Task prompt: In your copy of the data, omit the pictures and keep all else exactly as given.
────────────────────
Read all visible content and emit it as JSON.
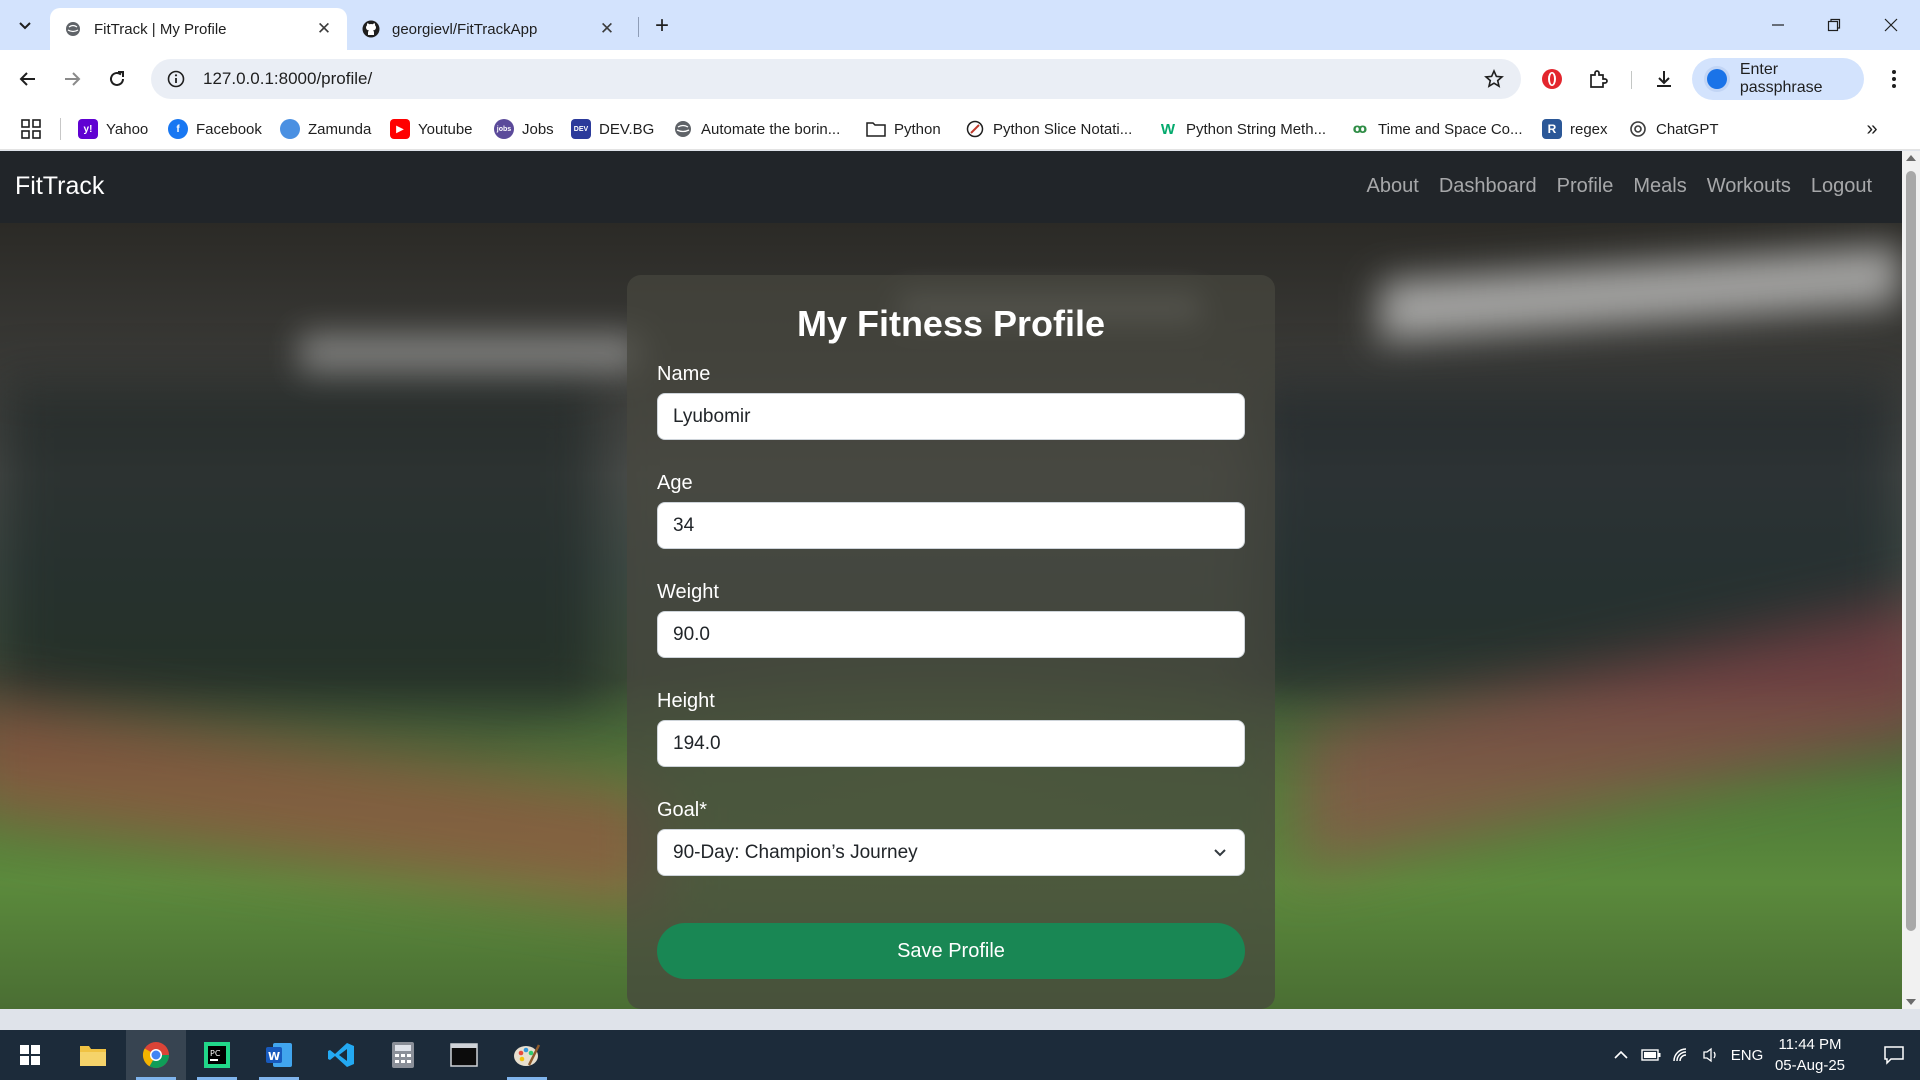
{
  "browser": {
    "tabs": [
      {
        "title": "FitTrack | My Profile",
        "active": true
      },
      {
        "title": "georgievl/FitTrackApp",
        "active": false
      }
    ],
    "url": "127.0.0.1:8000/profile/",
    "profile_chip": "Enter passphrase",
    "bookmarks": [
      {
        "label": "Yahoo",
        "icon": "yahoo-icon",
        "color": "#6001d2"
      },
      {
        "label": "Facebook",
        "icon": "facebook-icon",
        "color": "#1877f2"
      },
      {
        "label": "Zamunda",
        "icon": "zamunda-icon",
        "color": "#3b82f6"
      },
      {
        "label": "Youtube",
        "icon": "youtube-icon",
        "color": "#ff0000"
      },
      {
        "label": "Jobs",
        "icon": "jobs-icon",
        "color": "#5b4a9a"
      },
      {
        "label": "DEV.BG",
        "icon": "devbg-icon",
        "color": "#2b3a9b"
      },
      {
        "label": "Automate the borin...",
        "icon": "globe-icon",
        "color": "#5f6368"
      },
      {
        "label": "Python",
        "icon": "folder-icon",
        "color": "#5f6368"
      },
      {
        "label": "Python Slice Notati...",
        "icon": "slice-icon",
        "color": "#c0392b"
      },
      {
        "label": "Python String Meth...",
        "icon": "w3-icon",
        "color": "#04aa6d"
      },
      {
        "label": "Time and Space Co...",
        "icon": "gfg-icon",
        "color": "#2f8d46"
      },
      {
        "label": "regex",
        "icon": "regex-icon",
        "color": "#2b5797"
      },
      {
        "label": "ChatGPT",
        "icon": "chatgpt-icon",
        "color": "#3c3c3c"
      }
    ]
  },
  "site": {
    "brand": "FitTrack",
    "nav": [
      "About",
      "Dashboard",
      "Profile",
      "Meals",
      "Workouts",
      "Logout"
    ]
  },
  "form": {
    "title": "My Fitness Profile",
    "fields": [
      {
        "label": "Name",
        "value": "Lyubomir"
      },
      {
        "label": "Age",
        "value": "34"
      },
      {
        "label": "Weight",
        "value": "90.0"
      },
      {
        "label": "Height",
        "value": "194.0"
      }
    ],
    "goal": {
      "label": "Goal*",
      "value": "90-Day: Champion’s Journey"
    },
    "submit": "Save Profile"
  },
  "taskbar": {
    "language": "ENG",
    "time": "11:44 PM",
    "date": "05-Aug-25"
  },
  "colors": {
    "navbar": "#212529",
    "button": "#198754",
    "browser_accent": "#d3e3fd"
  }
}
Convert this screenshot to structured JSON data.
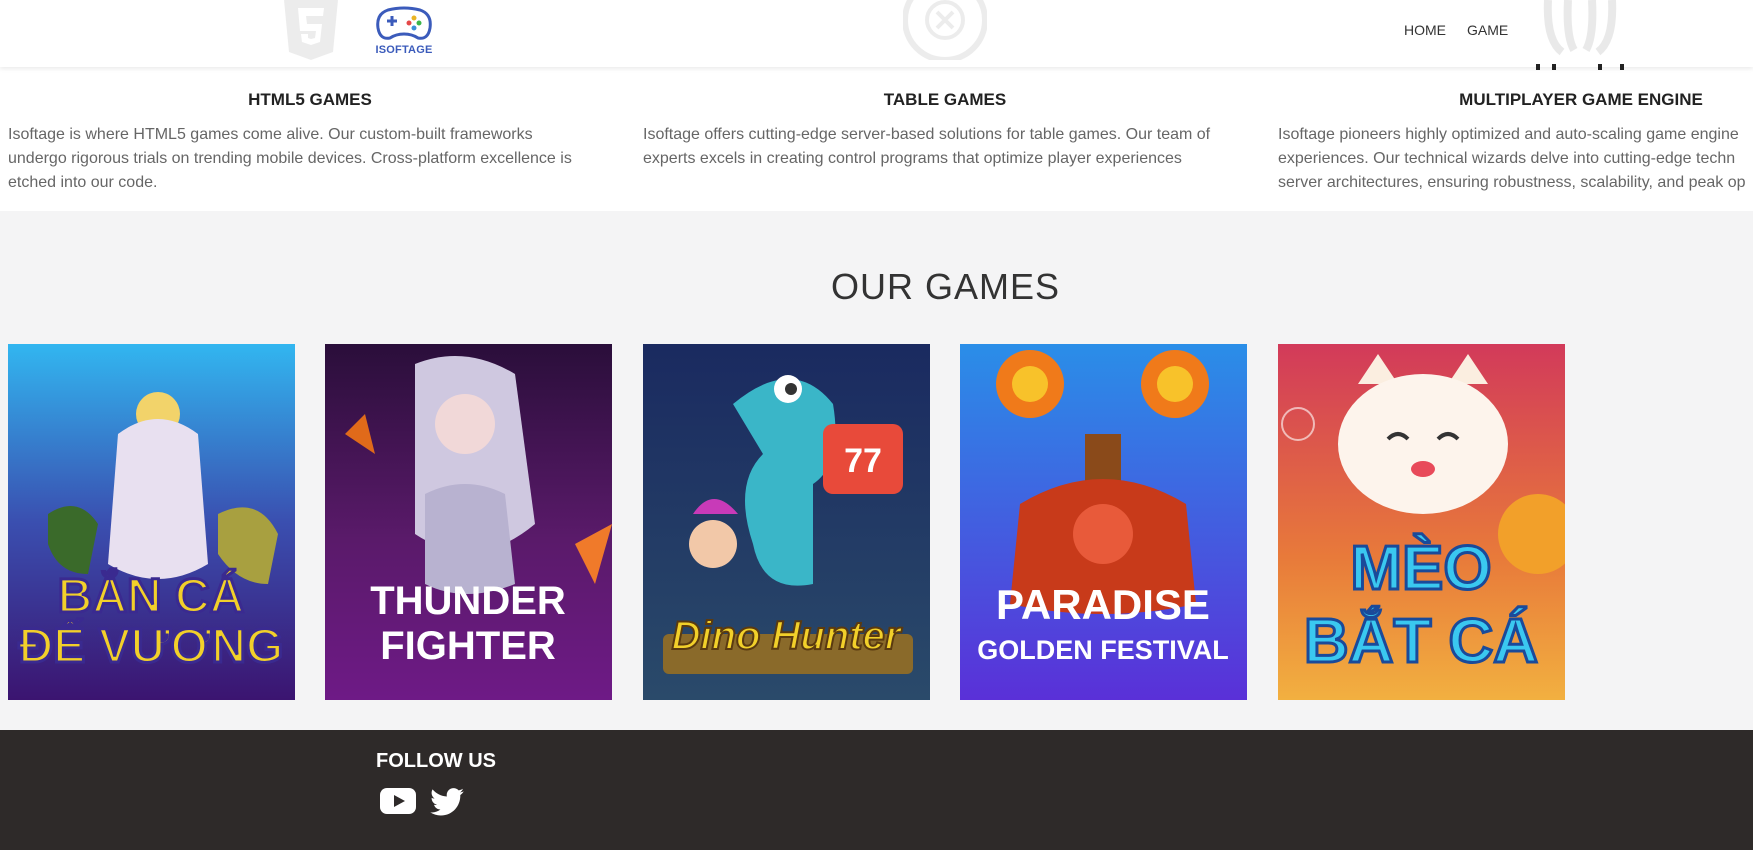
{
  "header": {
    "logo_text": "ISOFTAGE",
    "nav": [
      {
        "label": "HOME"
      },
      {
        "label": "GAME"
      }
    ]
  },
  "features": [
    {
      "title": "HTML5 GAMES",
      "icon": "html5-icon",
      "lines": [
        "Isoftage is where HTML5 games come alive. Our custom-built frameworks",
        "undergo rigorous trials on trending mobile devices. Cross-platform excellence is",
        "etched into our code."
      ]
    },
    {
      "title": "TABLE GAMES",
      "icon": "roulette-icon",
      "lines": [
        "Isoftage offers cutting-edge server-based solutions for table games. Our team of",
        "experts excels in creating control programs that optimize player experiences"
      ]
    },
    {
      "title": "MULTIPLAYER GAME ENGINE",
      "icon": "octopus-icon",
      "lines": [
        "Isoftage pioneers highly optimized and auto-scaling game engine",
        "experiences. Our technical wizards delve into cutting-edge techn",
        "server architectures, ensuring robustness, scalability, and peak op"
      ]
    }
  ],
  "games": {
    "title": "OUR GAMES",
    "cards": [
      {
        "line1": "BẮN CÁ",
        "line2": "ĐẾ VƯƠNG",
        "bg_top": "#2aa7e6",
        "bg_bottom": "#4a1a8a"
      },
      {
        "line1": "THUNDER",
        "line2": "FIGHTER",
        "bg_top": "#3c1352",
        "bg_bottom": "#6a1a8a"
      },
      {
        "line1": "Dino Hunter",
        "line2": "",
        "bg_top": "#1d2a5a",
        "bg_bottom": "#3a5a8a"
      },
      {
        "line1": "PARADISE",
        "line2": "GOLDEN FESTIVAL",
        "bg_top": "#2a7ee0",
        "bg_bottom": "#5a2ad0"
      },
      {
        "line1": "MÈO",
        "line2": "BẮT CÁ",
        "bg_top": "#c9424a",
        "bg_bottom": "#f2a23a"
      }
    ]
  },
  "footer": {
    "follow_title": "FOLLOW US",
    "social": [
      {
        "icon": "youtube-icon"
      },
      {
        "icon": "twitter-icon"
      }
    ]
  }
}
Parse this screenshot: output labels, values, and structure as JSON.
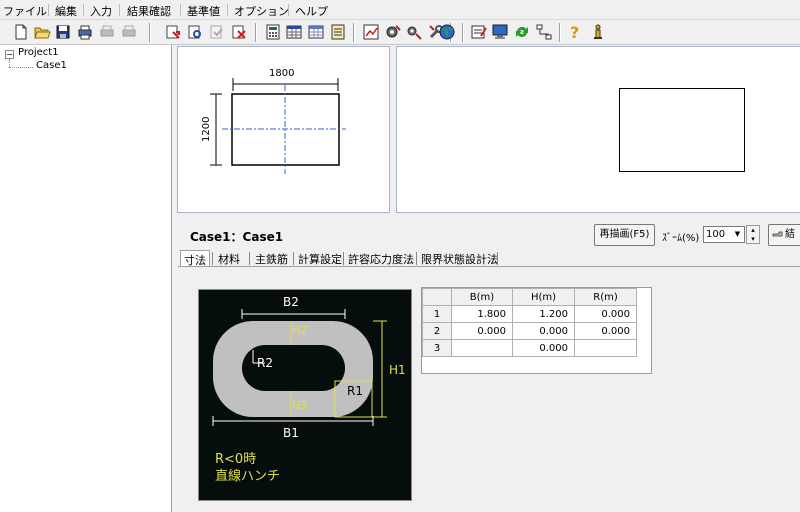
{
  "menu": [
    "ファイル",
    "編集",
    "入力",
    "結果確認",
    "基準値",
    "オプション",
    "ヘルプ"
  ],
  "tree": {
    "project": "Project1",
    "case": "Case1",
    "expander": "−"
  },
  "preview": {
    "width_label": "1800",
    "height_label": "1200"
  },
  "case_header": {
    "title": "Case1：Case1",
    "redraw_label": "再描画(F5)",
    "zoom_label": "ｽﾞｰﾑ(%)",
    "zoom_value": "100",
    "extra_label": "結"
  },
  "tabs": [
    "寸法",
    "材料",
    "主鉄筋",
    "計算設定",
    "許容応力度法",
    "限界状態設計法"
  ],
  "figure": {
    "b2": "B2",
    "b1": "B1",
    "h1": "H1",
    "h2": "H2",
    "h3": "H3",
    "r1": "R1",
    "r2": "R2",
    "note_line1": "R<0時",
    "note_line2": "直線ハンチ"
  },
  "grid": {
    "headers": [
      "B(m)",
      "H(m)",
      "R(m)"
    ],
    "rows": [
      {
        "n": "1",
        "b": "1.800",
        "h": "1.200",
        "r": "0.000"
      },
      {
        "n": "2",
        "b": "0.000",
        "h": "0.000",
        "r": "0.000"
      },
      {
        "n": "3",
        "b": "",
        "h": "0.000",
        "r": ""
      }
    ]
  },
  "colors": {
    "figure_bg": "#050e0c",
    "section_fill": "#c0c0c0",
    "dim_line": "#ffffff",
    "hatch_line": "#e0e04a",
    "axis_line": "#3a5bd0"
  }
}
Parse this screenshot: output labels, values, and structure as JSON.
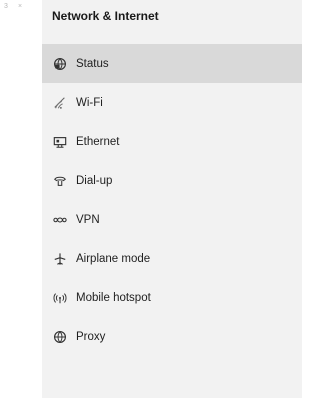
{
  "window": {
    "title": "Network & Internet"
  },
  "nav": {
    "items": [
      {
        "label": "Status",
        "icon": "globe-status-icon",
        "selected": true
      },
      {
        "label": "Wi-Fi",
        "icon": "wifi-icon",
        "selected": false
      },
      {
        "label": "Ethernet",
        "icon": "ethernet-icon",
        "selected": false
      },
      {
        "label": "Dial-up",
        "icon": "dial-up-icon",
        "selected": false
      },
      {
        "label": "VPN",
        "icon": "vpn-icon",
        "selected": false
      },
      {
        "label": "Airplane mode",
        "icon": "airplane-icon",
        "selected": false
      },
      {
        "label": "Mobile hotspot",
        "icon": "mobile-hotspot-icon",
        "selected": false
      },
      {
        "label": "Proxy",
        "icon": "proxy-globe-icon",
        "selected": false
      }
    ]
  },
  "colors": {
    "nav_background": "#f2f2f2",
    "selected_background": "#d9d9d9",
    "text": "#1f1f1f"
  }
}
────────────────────
Response box:
Read all visible content and emit it as JSON.
{
  "browser": {
    "tabs": [
      {
        "title": "FitTrack | My Profile",
        "active": true
      },
      {
        "title": "georgievl/FitTrackApp",
        "active": false
      }
    ],
    "url": "127.0.0.1:8000/profile/",
    "profile_chip": "Enter passphrase",
    "bookmarks": [
      {
        "label": "Yahoo",
        "icon": "yahoo-icon",
        "color": "#6001d2"
      },
      {
        "label": "Facebook",
        "icon": "facebook-icon",
        "color": "#1877f2"
      },
      {
        "label": "Zamunda",
        "icon": "zamunda-icon",
        "color": "#3b82f6"
      },
      {
        "label": "Youtube",
        "icon": "youtube-icon",
        "color": "#ff0000"
      },
      {
        "label": "Jobs",
        "icon": "jobs-icon",
        "color": "#5b4a9a"
      },
      {
        "label": "DEV.BG",
        "icon": "devbg-icon",
        "color": "#2b3a9b"
      },
      {
        "label": "Automate the borin...",
        "icon": "globe-icon",
        "color": "#5f6368"
      },
      {
        "label": "Python",
        "icon": "folder-icon",
        "color": "#5f6368"
      },
      {
        "label": "Python Slice Notati...",
        "icon": "slice-icon",
        "color": "#c0392b"
      },
      {
        "label": "Python String Meth...",
        "icon": "w3-icon",
        "color": "#04aa6d"
      },
      {
        "label": "Time and Space Co...",
        "icon": "gfg-icon",
        "color": "#2f8d46"
      },
      {
        "label": "regex",
        "icon": "regex-icon",
        "color": "#2b5797"
      },
      {
        "label": "ChatGPT",
        "icon": "chatgpt-icon",
        "color": "#3c3c3c"
      }
    ]
  },
  "site": {
    "brand": "FitTrack",
    "nav": [
      "About",
      "Dashboard",
      "Profile",
      "Meals",
      "Workouts",
      "Logout"
    ]
  },
  "form": {
    "title": "My Fitness Profile",
    "fields": [
      {
        "label": "Name",
        "value": "Lyubomir"
      },
      {
        "label": "Age",
        "value": "34"
      },
      {
        "label": "Weight",
        "value": "90.0"
      },
      {
        "label": "Height",
        "value": "194.0"
      }
    ],
    "goal": {
      "label": "Goal*",
      "value": "90-Day: Champion’s Journey"
    },
    "submit": "Save Profile"
  },
  "taskbar": {
    "language": "ENG",
    "time": "11:44 PM",
    "date": "05-Aug-25"
  },
  "colors": {
    "navbar": "#212529",
    "button": "#198754",
    "browser_accent": "#d3e3fd"
  }
}
Convert this screenshot to structured JSON data.
{
  "header": {
    "logo_text": "ISOFTAGE",
    "nav": [
      {
        "label": "HOME"
      },
      {
        "label": "GAME"
      }
    ]
  },
  "features": [
    {
      "title": "HTML5 GAMES",
      "icon": "html5-icon",
      "lines": [
        "Isoftage is where HTML5 games come alive. Our custom-built frameworks",
        "undergo rigorous trials on trending mobile devices. Cross-platform excellence is",
        "etched into our code."
      ]
    },
    {
      "title": "TABLE GAMES",
      "icon": "roulette-icon",
      "lines": [
        "Isoftage offers cutting-edge server-based solutions for table games. Our team of",
        "experts excels in creating control programs that optimize player experiences"
      ]
    },
    {
      "title": "MULTIPLAYER GAME ENGINE",
      "icon": "octopus-icon",
      "lines": [
        "Isoftage pioneers highly optimized and auto-scaling game engine",
        "experiences. Our technical wizards delve into cutting-edge techn",
        "server architectures, ensuring robustness, scalability, and peak op"
      ]
    }
  ],
  "games": {
    "title": "OUR GAMES",
    "cards": [
      {
        "line1": "BẮN CÁ",
        "line2": "ĐẾ VƯƠNG",
        "bg_top": "#2aa7e6",
        "bg_bottom": "#4a1a8a"
      },
      {
        "line1": "THUNDER",
        "line2": "FIGHTER",
        "bg_top": "#3c1352",
        "bg_bottom": "#6a1a8a"
      },
      {
        "line1": "Dino Hunter",
        "line2": "",
        "bg_top": "#1d2a5a",
        "bg_bottom": "#3a5a8a"
      },
      {
        "line1": "PARADISE",
        "line2": "GOLDEN FESTIVAL",
        "bg_top": "#2a7ee0",
        "bg_bottom": "#5a2ad0"
      },
      {
        "line1": "MÈO",
        "line2": "BẮT CÁ",
        "bg_top": "#c9424a",
        "bg_bottom": "#f2a23a"
      }
    ]
  },
  "footer": {
    "follow_title": "FOLLOW US",
    "social": [
      {
        "icon": "youtube-icon"
      },
      {
        "icon": "twitter-icon"
      }
    ]
  }
}
Parse this screenshot: output labels, values, and structure as JSON.
{
  "menu": [
    "ファイル",
    "編集",
    "入力",
    "結果確認",
    "基準値",
    "オプション",
    "ヘルプ"
  ],
  "tree": {
    "project": "Project1",
    "case": "Case1",
    "expander": "−"
  },
  "preview": {
    "width_label": "1800",
    "height_label": "1200"
  },
  "case_header": {
    "title": "Case1：Case1",
    "redraw_label": "再描画(F5)",
    "zoom_label": "ｽﾞｰﾑ(%)",
    "zoom_value": "100",
    "extra_label": "結"
  },
  "tabs": [
    "寸法",
    "材料",
    "主鉄筋",
    "計算設定",
    "許容応力度法",
    "限界状態設計法"
  ],
  "figure": {
    "b2": "B2",
    "b1": "B1",
    "h1": "H1",
    "h2": "H2",
    "h3": "H3",
    "r1": "R1",
    "r2": "R2",
    "note_line1": "R<0時",
    "note_line2": "直線ハンチ"
  },
  "grid": {
    "headers": [
      "B(m)",
      "H(m)",
      "R(m)"
    ],
    "rows": [
      {
        "n": "1",
        "b": "1.800",
        "h": "1.200",
        "r": "0.000"
      },
      {
        "n": "2",
        "b": "0.000",
        "h": "0.000",
        "r": "0.000"
      },
      {
        "n": "3",
        "b": "",
        "h": "0.000",
        "r": ""
      }
    ]
  },
  "colors": {
    "figure_bg": "#050e0c",
    "section_fill": "#c0c0c0",
    "dim_line": "#ffffff",
    "hatch_line": "#e0e04a",
    "axis_line": "#3a5bd0"
  }
}
Parse this screenshot: output labels, values, and structure as JSON.
{
  "window": {
    "title": "Network & Internet"
  },
  "nav": {
    "items": [
      {
        "label": "Status",
        "icon": "globe-status-icon",
        "selected": true
      },
      {
        "label": "Wi-Fi",
        "icon": "wifi-icon",
        "selected": false
      },
      {
        "label": "Ethernet",
        "icon": "ethernet-icon",
        "selected": false
      },
      {
        "label": "Dial-up",
        "icon": "dial-up-icon",
        "selected": false
      },
      {
        "label": "VPN",
        "icon": "vpn-icon",
        "selected": false
      },
      {
        "label": "Airplane mode",
        "icon": "airplane-icon",
        "selected": false
      },
      {
        "label": "Mobile hotspot",
        "icon": "mobile-hotspot-icon",
        "selected": false
      },
      {
        "label": "Proxy",
        "icon": "proxy-globe-icon",
        "selected": false
      }
    ]
  },
  "colors": {
    "nav_background": "#f2f2f2",
    "selected_background": "#d9d9d9",
    "text": "#1f1f1f"
  }
}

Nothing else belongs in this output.